Although Singapore does not hand out the death penalty randomly, Amnesty International states that Singapore has one of the world’s highest rates of execution relative to its population. Reuters journalist Amy Tan reported that the Singaporean government has hanged 340 people between 1991 and 2001. According to the Think Center, a Singaporean civil rights group, 70 percent of those executions were for drug offences. By comparison, Canada executed 710 people between 1867 and 1962 before the death penalty was abolished in 1976.

For those lucky enough to escape hanging, caning may be the punishment prescribed for roughly 30 crimes in Singapore, including attempted murder, armed robbery, immigration offences, and vandalism. Secretary General of the Singapore Democrats and former political prisoner, Dr. Chee Soon Juan spent five weeks in a Singapore prison for refusing to pay a fine he received for violating a law restricting public gatherings.

In an open letter written in November 2002, Dr. Chee relates his experience of life in prison and what he learned about the practice of caning, stating, “Caning in Singapore is a barbaric act where trained personnel slash a six-foot-long, one-inch- thick cane across the hapless victim’s buttocks.
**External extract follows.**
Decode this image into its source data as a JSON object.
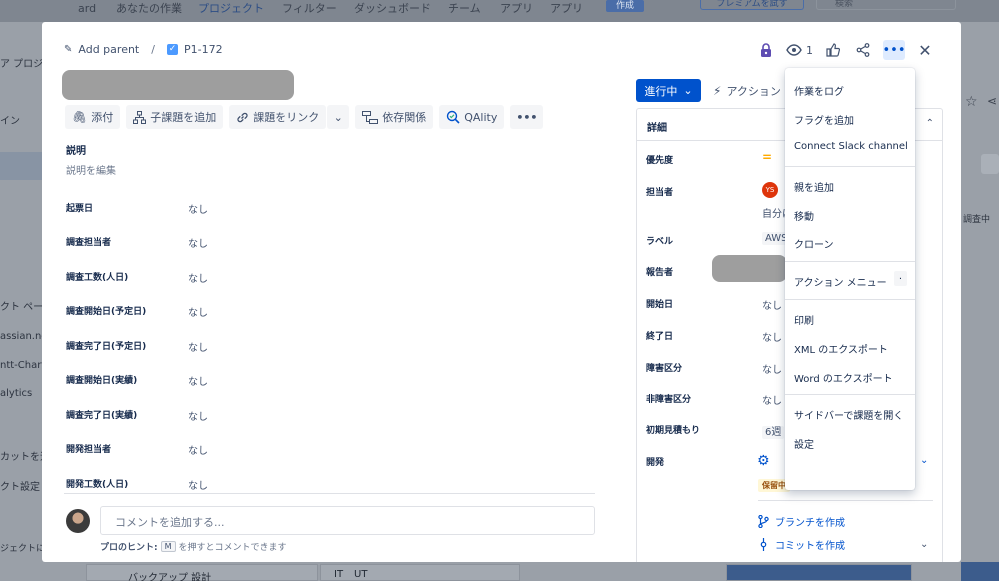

The individual’s ankles are strapped onto a heavy metal frame, and they bend forward where their wrists are similarly locked, with only their naked backsides exposed.”

To most Canadians, Singapore’s legal system might seem unusually severe, but Singaporeans are divided on the issue. Vasuge Karthigesu, a fifth generation Singaporean, moved to Canada in 1991. When asked about the laws and punishments of her homeland, Karthigesu expressed reservations about the death penalty, saying she believes there is always a chance the wrongly convicted could be hanged. She does not, however, oppose caning.
Karthigesu still returns to Singapore every few years. During her last visit two years ago, she noticed a change. “The city was slightly dirtier,” she said. “The government might be relaxing the rules a little bit.” Karthigesu said she generally feels safer in Singapore, but admits she would not return to live there.

Many travellers believe Singapore is a great place to visit as long as the laws are respected. Anyone interested in visiting Singapore should thoroughly peruse websites and travel brochures outlining what tourists need to know about the country. Canadians can review the status of any country on the Department of Foreign Affairs and International Trade website where information on travel warnings, general conditions, local laws, and customs is available.